• [WHAT YOU SHOULD DO] Could you print the full listing again, exactly as written?

• [INPUT FOR THIS TASK]
************

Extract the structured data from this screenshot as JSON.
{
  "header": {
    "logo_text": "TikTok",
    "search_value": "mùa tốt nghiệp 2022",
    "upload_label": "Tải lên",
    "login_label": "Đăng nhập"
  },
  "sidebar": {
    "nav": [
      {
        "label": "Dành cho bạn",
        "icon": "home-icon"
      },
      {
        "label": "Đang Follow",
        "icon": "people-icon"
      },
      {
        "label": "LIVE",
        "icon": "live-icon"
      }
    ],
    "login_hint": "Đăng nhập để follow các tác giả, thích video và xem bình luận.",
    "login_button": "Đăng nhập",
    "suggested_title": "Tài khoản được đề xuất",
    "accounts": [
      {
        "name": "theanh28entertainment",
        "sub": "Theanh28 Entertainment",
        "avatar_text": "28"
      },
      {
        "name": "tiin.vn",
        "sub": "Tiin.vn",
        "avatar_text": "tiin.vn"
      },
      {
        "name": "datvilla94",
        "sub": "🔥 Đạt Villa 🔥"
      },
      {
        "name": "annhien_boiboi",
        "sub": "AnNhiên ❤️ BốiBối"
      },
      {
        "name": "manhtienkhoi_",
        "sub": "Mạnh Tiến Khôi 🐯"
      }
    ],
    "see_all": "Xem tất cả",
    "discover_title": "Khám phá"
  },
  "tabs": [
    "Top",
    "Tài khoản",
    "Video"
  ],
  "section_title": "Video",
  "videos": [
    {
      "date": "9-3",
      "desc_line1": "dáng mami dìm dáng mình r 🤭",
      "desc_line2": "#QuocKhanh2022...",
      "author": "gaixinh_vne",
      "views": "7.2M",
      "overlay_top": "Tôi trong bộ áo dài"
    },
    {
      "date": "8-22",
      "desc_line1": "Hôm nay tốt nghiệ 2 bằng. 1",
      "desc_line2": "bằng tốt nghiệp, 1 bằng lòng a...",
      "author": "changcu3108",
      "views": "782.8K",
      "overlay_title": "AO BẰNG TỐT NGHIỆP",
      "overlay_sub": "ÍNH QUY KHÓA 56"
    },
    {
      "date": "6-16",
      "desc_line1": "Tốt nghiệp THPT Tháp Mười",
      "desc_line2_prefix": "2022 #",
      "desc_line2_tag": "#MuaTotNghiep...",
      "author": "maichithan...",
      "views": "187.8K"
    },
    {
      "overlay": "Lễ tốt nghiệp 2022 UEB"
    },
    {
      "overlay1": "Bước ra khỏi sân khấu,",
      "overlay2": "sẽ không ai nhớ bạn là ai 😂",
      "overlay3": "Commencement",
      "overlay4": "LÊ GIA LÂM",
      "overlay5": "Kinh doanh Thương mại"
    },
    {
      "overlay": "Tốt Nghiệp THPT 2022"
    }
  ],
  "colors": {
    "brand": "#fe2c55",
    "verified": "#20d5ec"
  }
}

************

• [ANSWER SPACE]
Extract the structured data from this screenshot as JSON.
{
  "header": {
    "logo_text": "TikTok",
    "search_value": "mùa tốt nghiệp 2022",
    "upload_label": "Tải lên",
    "login_label": "Đăng nhập"
  },
  "sidebar": {
    "nav": [
      {
        "label": "Dành cho bạn",
        "icon": "home-icon"
      },
      {
        "label": "Đang Follow",
        "icon": "people-icon"
      },
      {
        "label": "LIVE",
        "icon": "live-icon"
      }
    ],
    "login_hint": "Đăng nhập để follow các tác giả, thích video và xem bình luận.",
    "login_button": "Đăng nhập",
    "suggested_title": "Tài khoản được đề xuất",
    "accounts": [
      {
        "name": "theanh28entertainment",
        "sub": "Theanh28 Entertainment",
        "avatar_text": "28"
      },
      {
        "name": "tiin.vn",
        "sub": "Tiin.vn",
        "avatar_text": "tiin.vn"
      },
      {
        "name": "datvilla94",
        "sub": "🔥 Đạt Villa 🔥"
      },
      {
        "name": "annhien_boiboi",
        "sub": "AnNhiên ❤️ BốiBối"
      },
      {
        "name": "manhtienkhoi_",
        "sub": "Mạnh Tiến Khôi 🐯"
      }
    ],
    "see_all": "Xem tất cả",
    "discover_title": "Khám phá"
  },
  "tabs": [
    "Top",
    "Tài khoản",
    "Video"
  ],
  "section_title": "Video",
  "videos": [
    {
      "date": "9-3",
      "desc_line1": "dáng mami dìm dáng mình r 🤭",
      "desc_line2": "#QuocKhanh2022...",
      "author": "gaixinh_vne",
      "views": "7.2M",
      "overlay_top": "Tôi trong bộ áo dài"
    },
    {
      "date": "8-22",
      "desc_line1": "Hôm nay tốt nghiệ 2 bằng. 1",
      "desc_line2": "bằng tốt nghiệp, 1 bằng lòng a...",
      "author": "changcu3108",
      "views": "782.8K",
      "overlay_title": "AO BẰNG TỐT NGHIỆP",
      "overlay_sub": "ÍNH QUY KHÓA 56"
    },
    {
      "date": "6-16",
      "desc_line1": "Tốt nghiệp THPT Tháp Mười",
      "desc_line2_prefix": "2022 #",
      "desc_line2_tag": "#MuaTotNghiep...",
      "author": "maichithan...",
      "views": "187.8K"
    },
    {
      "overlay": "Lễ tốt nghiệp 2022 UEB"
    },
    {
      "overlay1": "Bước ra khỏi sân khấu,",
      "overlay2": "sẽ không ai nhớ bạn là ai 😂",
      "overlay3": "Commencement",
      "overlay4": "LÊ GIA LÂM",
      "overlay5": "Kinh doanh Thương mại"
    },
    {
      "overlay": "Tốt Nghiệp THPT 2022"
    }
  ],
  "colors": {
    "brand": "#fe2c55",
    "verified": "#20d5ec"
  }
}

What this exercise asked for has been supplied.